Well, it's officially July 11 in Japan, which means it's been two years since the passing of Nintendo's former president Satoru Iwata. Nintendo fans across the world are still waking up on July 10 and heaving sad sighs over the loss of this incredibly charismatic and innovative executive. Nintendo had never known such forward-thinking leadership until the appointment of Iwata as president, and I doubt that we'll ever see an executive in that role capable of making us smile like Iwata could.
On the anniversary of his death, I think it's important to remember that Iwata's influence is still ongoing, and far-reaching. Iwata was very much a part of the early development of what would eventually become the Nintendo Switch, and he even worked on Pokémon Go while he was ill. Those two things, of course, are still performing incredibly well, and we can't help but wish that Iwata were here to see the success of the Nintendo Switch and how much joy it's bringing to gamers all over the world.
Did you know that Iwata had worked on Pokémon Go and the Nintendo Switch? Did you know that he was also an incredibly talented developer and marvelous coder? There are actually many fascinating things you might not know about Nintendo's most famous president.
I mentioned above that Iwata was a fantastic programmer, and he really was. From a young age he had a passion for coding, and he was seriously gifted. When Earthbound landed in development Hell and was on the brink of caving in on itself, Iwata stepped in, wiped the slate clean, and re-programmed the game from the ground up. He did this with incredible speed, and Earthbound went on to be one of the most influential RPGs of the generation.
There are several stories like this one. Super Smash Bros. Melee only made its release date because of Iwata stepping in and contributing to the development himself. He's also the reason that Pokémon Gold and Silver were able to add the Kanto region to the games, and the reason that you were able to use your Game Boy Pokémon to fight in Pokémon Stadium on the N64. Iwata didn't have any reference material to work with when analyzing and porting over the battle logic to Stadium; he simply studied the source code for Red and Green and then ported it all himself -- in a week.
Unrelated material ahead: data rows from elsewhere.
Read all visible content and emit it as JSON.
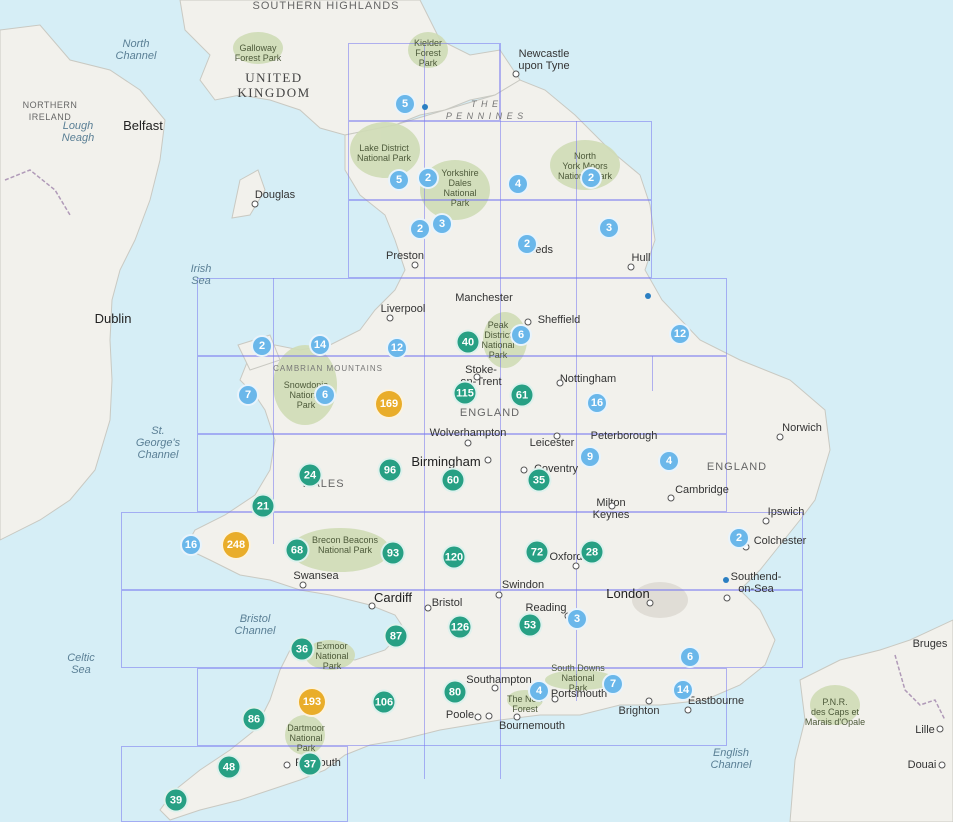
{
  "colors": {
    "water": "#d6eef6",
    "land": "#f2f1ec",
    "parks": "#cfdcb6",
    "grid": "#7878f0",
    "cluster_small": "#6ab7ea",
    "cluster_medium": "#27a084",
    "cluster_large": "#e9ad2a",
    "point": "#2b7fc2"
  },
  "labels": {
    "southern_highlands": "SOUTHERN HIGHLANDS",
    "north_channel": "North\nChannel",
    "galloway": "Galloway\nForest Park",
    "united_kingdom": "UNITED\nKINGDOM",
    "kielder": "Kielder\nForest\nPark",
    "newcastle": "Newcastle\nupon Tyne",
    "northern_ireland": "NORTHERN\nIRELAND",
    "lough_neagh": "Lough\nNeagh",
    "belfast": "Belfast",
    "the_pennines": "T H E\nP E N N I N E S",
    "lake_district": "Lake District\nNational Park",
    "yorkshire_dales": "Yorkshire\nDales\nNational\nPark",
    "north_york_moors": "North\nYork Moors\nNational Park",
    "douglas": "Douglas",
    "leeds": "Leeds",
    "irish_sea": "Irish\nSea",
    "preston": "Preston",
    "hull": "Hull",
    "manchester": "Manchester",
    "dublin": "Dublin",
    "liverpool": "Liverpool",
    "sheffield": "Sheffield",
    "peak_district": "Peak\nDistrict\nNational\nPark",
    "cambrian": "CAMBRIAN MOUNTAINS",
    "stoke": "Stoke-\non-Trent",
    "nottingham": "Nottingham",
    "snowdonia": "Snowdonia\nNational\nPark",
    "england_mid": "ENGLAND",
    "st_georges": "St.\nGeorge's\nChannel",
    "wolverhampton": "Wolverhampton",
    "peterborough": "Peterborough",
    "norwich": "Norwich",
    "leicester": "Leicester",
    "birmingham": "Birmingham",
    "coventry": "Coventry",
    "england_east": "ENGLAND",
    "wales": "WALES",
    "cambridge": "Cambridge",
    "milton_keynes": "Milton\nKeynes",
    "ipswich": "Ipswich",
    "brecon": "Brecon Beacons\nNational Park",
    "oxford": "Oxford",
    "colchester": "Colchester",
    "swansea": "Swansea",
    "southend": "Southend-\non-Sea",
    "swindon": "Swindon",
    "cardiff": "Cardiff",
    "bristol": "Bristol",
    "london": "London",
    "reading": "Reading",
    "bristol_channel": "Bristol\nChannel",
    "celtic_sea": "Celtic\nSea",
    "exmoor": "Exmoor\nNational\nPark",
    "southampton": "Southampton",
    "south_downs": "South Downs\nNational\nPark",
    "portsmouth": "Portsmouth",
    "eastbourne": "Eastbourne",
    "brighton": "Brighton",
    "new_forest": "The New\nForest",
    "bruges": "Bruges",
    "poole": "Poole",
    "bournemouth": "Bournemouth",
    "pnr": "P.N.R.\ndes Caps et\nMarais d'Opale",
    "dartmoor": "Dartmoor\nNational\nPark",
    "lille": "Lille",
    "english_channel": "English\nChannel",
    "plymouth": "Plymouth",
    "douai": "Douai"
  },
  "clusters": [
    {
      "id": "c01",
      "count": "5"
    },
    {
      "id": "c02",
      "count": "5"
    },
    {
      "id": "c03",
      "count": "2"
    },
    {
      "id": "c04",
      "count": "4"
    },
    {
      "id": "c05",
      "count": "2"
    },
    {
      "id": "c06",
      "count": "2"
    },
    {
      "id": "c07",
      "count": "3"
    },
    {
      "id": "c08",
      "count": "3"
    },
    {
      "id": "c09",
      "count": "2"
    },
    {
      "id": "c10",
      "count": "2"
    },
    {
      "id": "c11",
      "count": "14"
    },
    {
      "id": "c12",
      "count": "12"
    },
    {
      "id": "c13",
      "count": "40"
    },
    {
      "id": "c14",
      "count": "6"
    },
    {
      "id": "c15",
      "count": "12"
    },
    {
      "id": "c16",
      "count": "7"
    },
    {
      "id": "c17",
      "count": "6"
    },
    {
      "id": "c18",
      "count": "169"
    },
    {
      "id": "c19",
      "count": "115"
    },
    {
      "id": "c20",
      "count": "61"
    },
    {
      "id": "c21",
      "count": "16"
    },
    {
      "id": "c22",
      "count": "9"
    },
    {
      "id": "c23",
      "count": "4"
    },
    {
      "id": "c24",
      "count": "24"
    },
    {
      "id": "c25",
      "count": "96"
    },
    {
      "id": "c26",
      "count": "60"
    },
    {
      "id": "c27",
      "count": "35"
    },
    {
      "id": "c28",
      "count": "21"
    },
    {
      "id": "c29",
      "count": "16"
    },
    {
      "id": "c30",
      "count": "248"
    },
    {
      "id": "c31",
      "count": "68"
    },
    {
      "id": "c32",
      "count": "93"
    },
    {
      "id": "c33",
      "count": "120"
    },
    {
      "id": "c34",
      "count": "72"
    },
    {
      "id": "c35",
      "count": "28"
    },
    {
      "id": "c36",
      "count": "2"
    },
    {
      "id": "c37",
      "count": "87"
    },
    {
      "id": "c38",
      "count": "126"
    },
    {
      "id": "c39",
      "count": "53"
    },
    {
      "id": "c40",
      "count": "3"
    },
    {
      "id": "c41",
      "count": "36"
    },
    {
      "id": "c42",
      "count": "6"
    },
    {
      "id": "c43",
      "count": "80"
    },
    {
      "id": "c44",
      "count": "4"
    },
    {
      "id": "c45",
      "count": "7"
    },
    {
      "id": "c46",
      "count": "14"
    },
    {
      "id": "c47",
      "count": "86"
    },
    {
      "id": "c48",
      "count": "193"
    },
    {
      "id": "c49",
      "count": "106"
    },
    {
      "id": "c50",
      "count": "48"
    },
    {
      "id": "c51",
      "count": "37"
    },
    {
      "id": "c52",
      "count": "39"
    }
  ]
}
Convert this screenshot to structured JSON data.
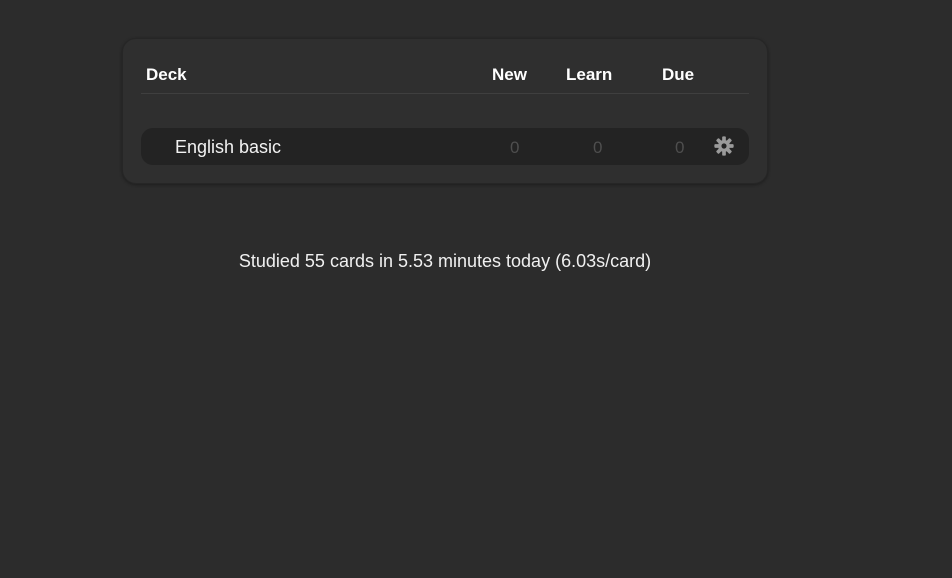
{
  "table": {
    "headers": {
      "deck": "Deck",
      "new": "New",
      "learn": "Learn",
      "due": "Due"
    },
    "decks": [
      {
        "name": "English basic",
        "new": "0",
        "learn": "0",
        "due": "0",
        "options_icon": "gear-icon"
      }
    ]
  },
  "stats": {
    "studied_text": "Studied 55 cards in 5.53 minutes today (6.03s/card)"
  },
  "colors": {
    "background": "#2c2c2c",
    "panel": "#2f2f2f",
    "row": "#232323",
    "zero_count": "#4e4e4e",
    "gear": "#9a9a9a"
  }
}
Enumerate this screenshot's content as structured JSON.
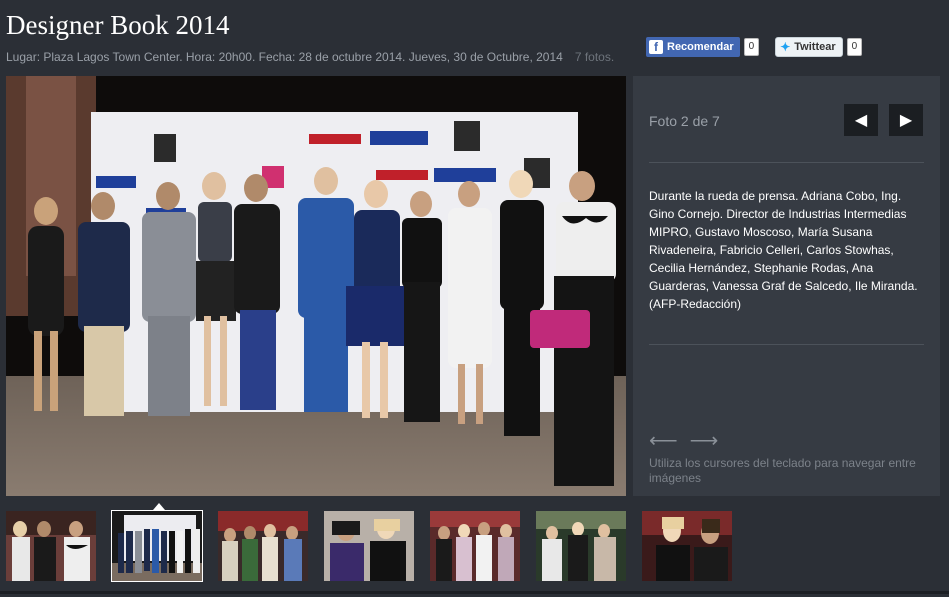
{
  "header": {
    "title": "Designer Book 2014",
    "meta": "Lugar: Plaza Lagos Town Center. Hora: 20h00. Fecha: 28 de octubre 2014. Jueves, 30 de Octubre, 2014",
    "photo_count": "7 fotos."
  },
  "social": {
    "facebook_label": "Recomendar",
    "facebook_count": "0",
    "twitter_label": "Twittear",
    "twitter_count": "0"
  },
  "viewer": {
    "photo_position": "Foto 2 de 7",
    "prev_icon": "chevron-left-icon",
    "next_icon": "chevron-right-icon",
    "caption": "Durante la rueda de prensa. Adriana Cobo, Ing. Gino Cornejo. Director de Industrias Intermedias MIPRO, Gustavo Moscoso, María Susana Rivadeneira, Fabricio Celleri, Carlos Stowhas, Cecilia Hernández, Stephanie Rodas, Ana Guarderas, Vanessa Graf de Salcedo, Ile Miranda. (AFP-Redacción)",
    "keyboard_hint": "Utiliza los cursores del teclado para navegar entre imágenes"
  },
  "thumbnails": {
    "active_index": 1,
    "items": [
      "thumb-1",
      "thumb-2",
      "thumb-3",
      "thumb-4",
      "thumb-5",
      "thumb-6",
      "thumb-7"
    ]
  },
  "colors": {
    "background": "#2b2f36",
    "panel": "#363b43",
    "facebook": "#4267b2",
    "twitter": "#1da1f2"
  }
}
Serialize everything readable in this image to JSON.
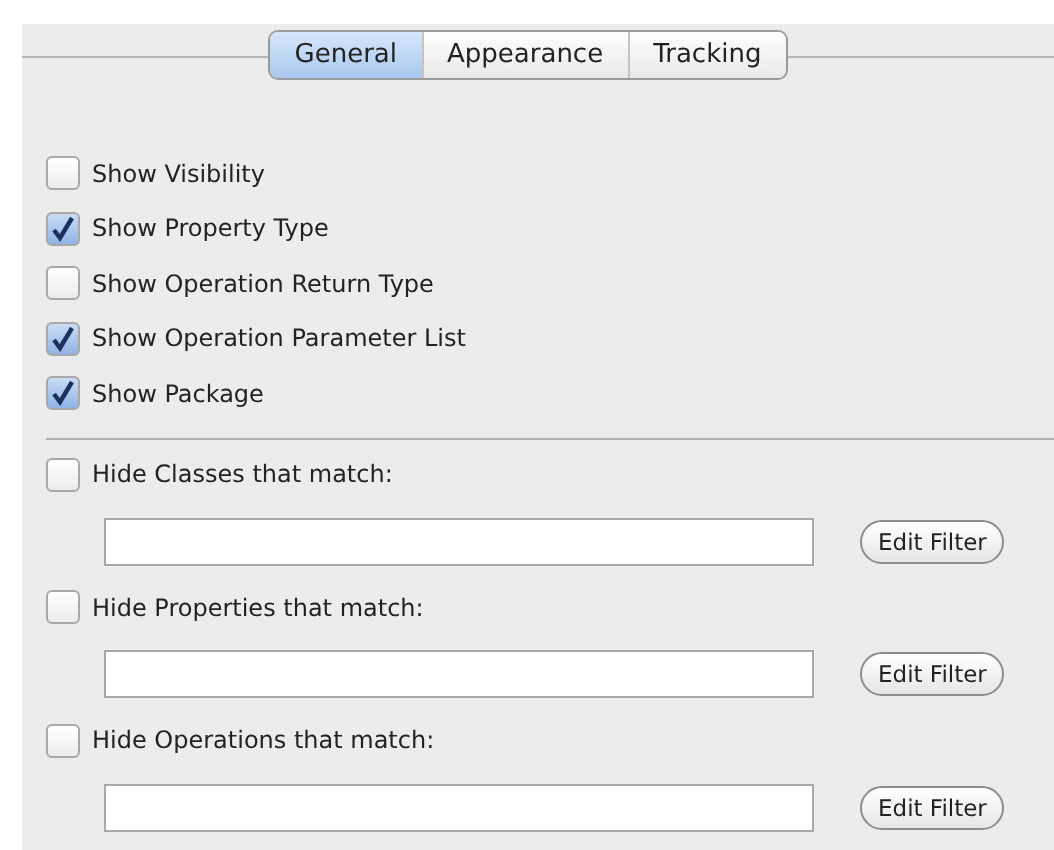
{
  "tabs": [
    {
      "label": "General",
      "selected": true
    },
    {
      "label": "Appearance",
      "selected": false
    },
    {
      "label": "Tracking",
      "selected": false
    }
  ],
  "options": [
    {
      "label": "Show Visibility",
      "checked": false
    },
    {
      "label": "Show Property Type",
      "checked": true
    },
    {
      "label": "Show Operation Return Type",
      "checked": false
    },
    {
      "label": "Show Operation Parameter List",
      "checked": true
    },
    {
      "label": "Show Package",
      "checked": true
    }
  ],
  "filters": [
    {
      "label": "Hide Classes that match:",
      "checked": false,
      "button": "Edit Filter"
    },
    {
      "label": "Hide Properties that match:",
      "checked": false,
      "button": "Edit Filter"
    },
    {
      "label": "Hide Operations that match:",
      "checked": false,
      "button": "Edit Filter"
    }
  ]
}
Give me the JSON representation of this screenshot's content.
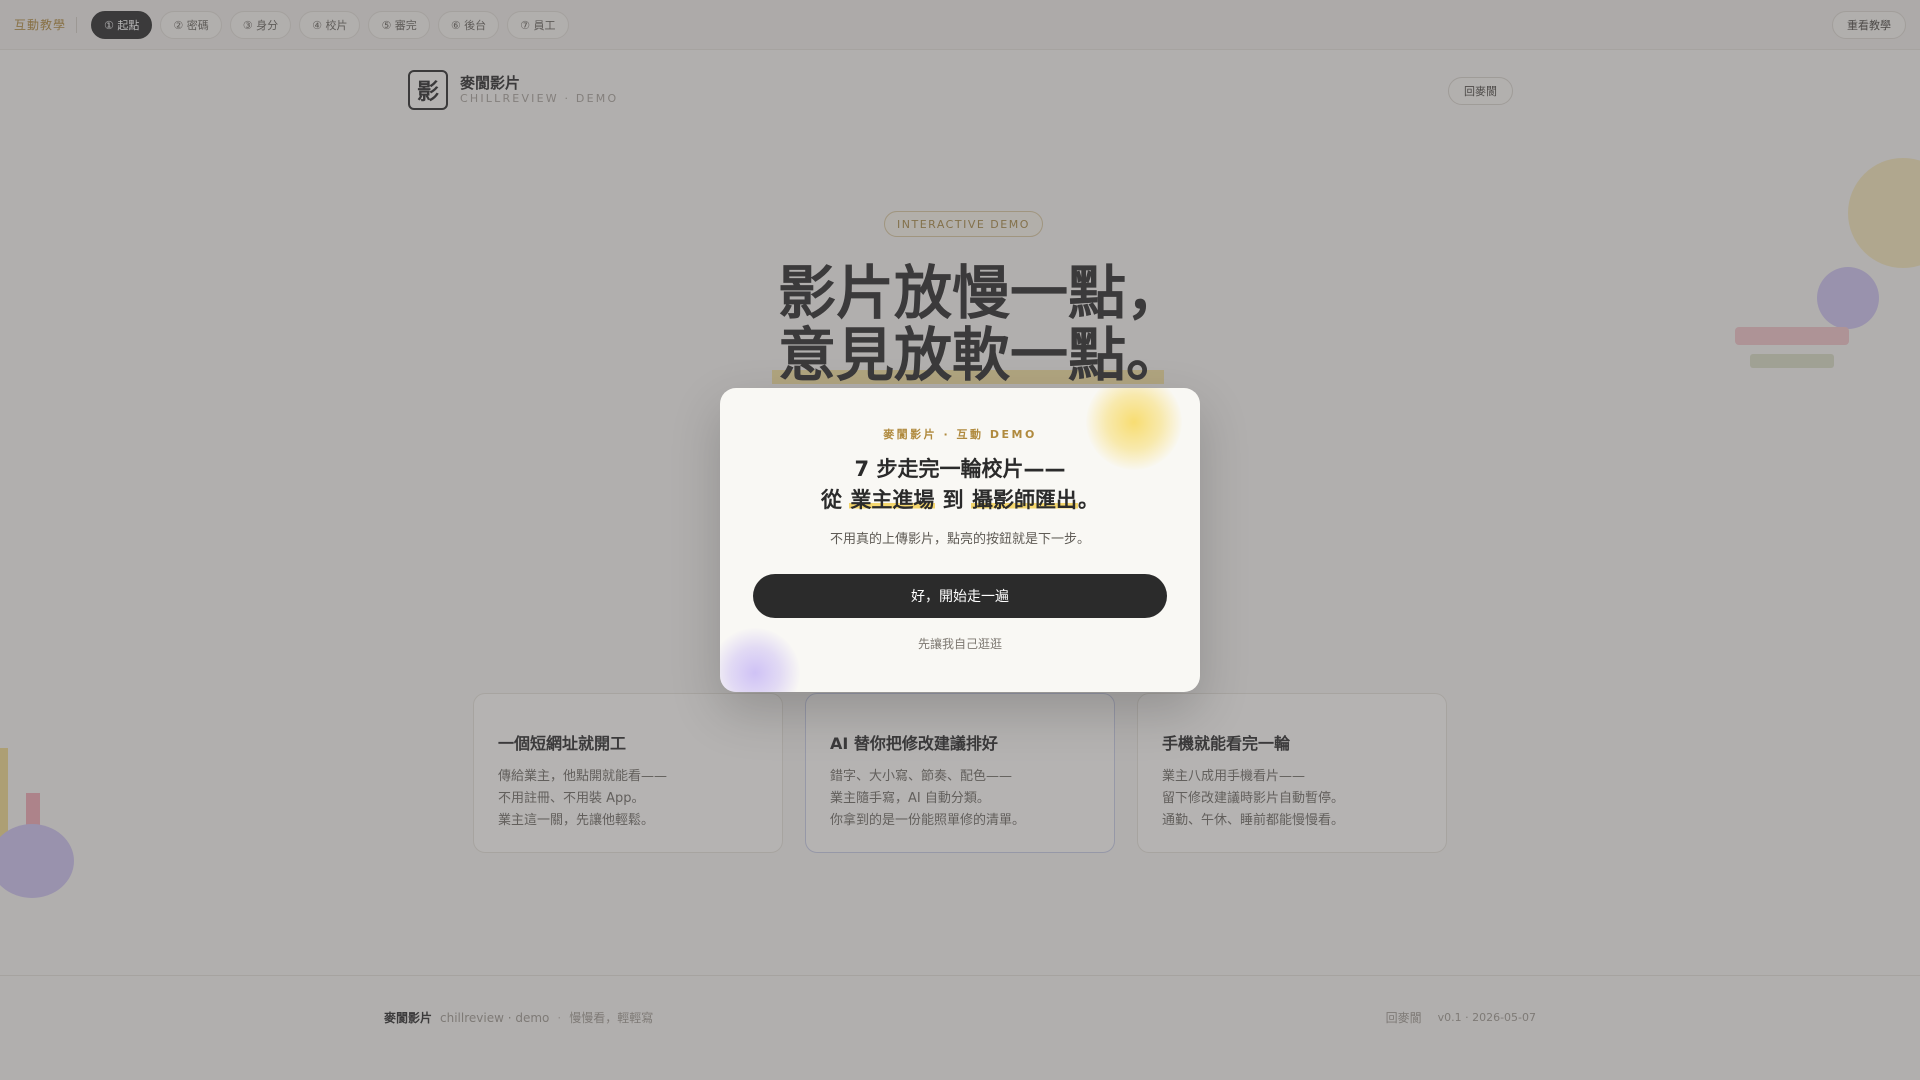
{
  "tutorial_bar": {
    "label": "互動教學",
    "steps": [
      {
        "label": "① 起點",
        "active": true
      },
      {
        "label": "② 密碼",
        "active": false
      },
      {
        "label": "③ 身分",
        "active": false
      },
      {
        "label": "④ 校片",
        "active": false
      },
      {
        "label": "⑤ 審完",
        "active": false
      },
      {
        "label": "⑥ 後台",
        "active": false
      },
      {
        "label": "⑦ 員工",
        "active": false
      }
    ],
    "replay_label": "重看教學"
  },
  "header": {
    "logo_glyph": "影",
    "brand_name": "麥閬影片",
    "brand_sub": "CHILLREVIEW · DEMO",
    "home_button": "回麥閬"
  },
  "hero": {
    "badge": "INTERACTIVE DEMO",
    "title_line1": "影片放慢一點，",
    "title_line2": "意見放軟一點。"
  },
  "cards": [
    {
      "title": "一個短網址就開工",
      "lines": [
        "傳給業主，他點開就能看——",
        "不用註冊、不用裝 App。",
        "業主這一關，先讓他輕鬆。"
      ]
    },
    {
      "title": "AI 替你把修改建議排好",
      "lines": [
        "錯字、大小寫、節奏、配色——",
        "業主隨手寫，AI 自動分類。",
        "你拿到的是一份能照單修的清單。"
      ]
    },
    {
      "title": "手機就能看完一輪",
      "lines": [
        "業主八成用手機看片——",
        "留下修改建議時影片自動暫停。",
        "通勤、午休、睡前都能慢慢看。"
      ]
    }
  ],
  "footer": {
    "brand": "麥閬影片",
    "sub": "chillreview · demo",
    "dot": "·",
    "tagline": "慢慢看，輕輕寫",
    "home_link": "回麥閬",
    "version": "v0.1 · 2026-05-07"
  },
  "modal": {
    "eyebrow": "麥閬影片 · 互動 DEMO",
    "title_line1": "7 步走完一輪校片——",
    "title_prefix": "從",
    "title_hl1": "業主進場",
    "title_mid": "到",
    "title_hl2": "攝影師匯出",
    "title_suffix": "。",
    "description": "不用真的上傳影片，點亮的按鈕就是下一步。",
    "primary_button": "好，開始走一遍",
    "secondary_link": "先讓我自己逛逛"
  },
  "colors": {
    "accent_gold": "#b08a3e",
    "dark": "#2b2b2b",
    "highlight_yellow": "#f5d76e",
    "background": "#f7f5f1"
  }
}
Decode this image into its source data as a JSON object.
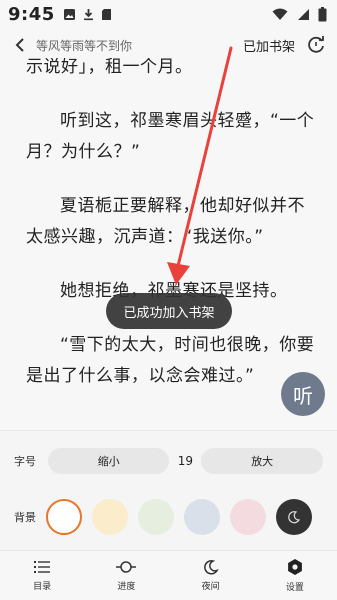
{
  "status_bar": {
    "time": "9:45"
  },
  "top_bar": {
    "title": "等风等雨等不到你",
    "add_shelf": "已加书架"
  },
  "content": {
    "paragraphs": [
      "示说好」，租一个月。",
      "听到这，祁墨寒眉头轻蹙，“一个月？为什么？”",
      "夏语栀正要解释，他却好似并不太感兴趣，沉声道：“我送你。”",
      "她想拒绝，祁墨寒还是坚持。",
      "“雪下的太大，时间也很晚，你要是出了什么事，以念会难过。”"
    ]
  },
  "toast": {
    "text": "已成功加入书架"
  },
  "listen_button": {
    "label": "听"
  },
  "settings_panel": {
    "font_label": "字号",
    "decrease_label": "缩小",
    "font_size": "19",
    "increase_label": "放大",
    "bg_label": "背景",
    "swatches": [
      {
        "name": "white",
        "color": "#ffffff",
        "selected": true
      },
      {
        "name": "yellow",
        "color": "#fbeccb"
      },
      {
        "name": "green",
        "color": "#e6efdf"
      },
      {
        "name": "blue",
        "color": "#d9e0ea"
      },
      {
        "name": "pink",
        "color": "#f3dbe0"
      },
      {
        "name": "night",
        "color": "#333333"
      }
    ]
  },
  "bottom_nav": {
    "items": [
      {
        "label": "目录",
        "icon": "list-icon"
      },
      {
        "label": "进度",
        "icon": "progress-icon"
      },
      {
        "label": "夜间",
        "icon": "moon-icon"
      },
      {
        "label": "设置",
        "icon": "gear-icon"
      }
    ]
  },
  "colors": {
    "accent": "#e8752a",
    "arrow": "#e8423a"
  }
}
I mentioned that Iwata did in fact play a part in the early development of the Nintendo Switch, which might just end up being the most popular Nintendo console ever. Regardless, Iwata did play a huge role in Nintendo's most popular hardware releases. The Nintendo DS and the Wii both released while Iwata was president, and he saw both launches through from conception to realization.
He also started the Nintendo Direct, which we still look forward to several times a year. Nintendo basically gives us a mini E3 every time it hosts a Direct, revealing its most exciting projects and releases to fans directly, and we have Iwata to thank for that concept.
The Wii U did not perform as well as its predecessor, that's no secret, and in the years following the Wii U's downward spiral, Nintendo's earnings were looking awful. Layoffs were inevitable, but Iwata wouldn't tolerate his employees losing their jobs. Instead, he took full responsibility for Nintendo's recent poor performance, and announced that he'd be cutting his own salary in half in order to save jobs.
Everything changed after that. Nintendo as a brand changed after that, and so did our perception of Nintendo as a company. Iwata made a bold symbolic statement that day, and we never forgot it -- neither have his employees.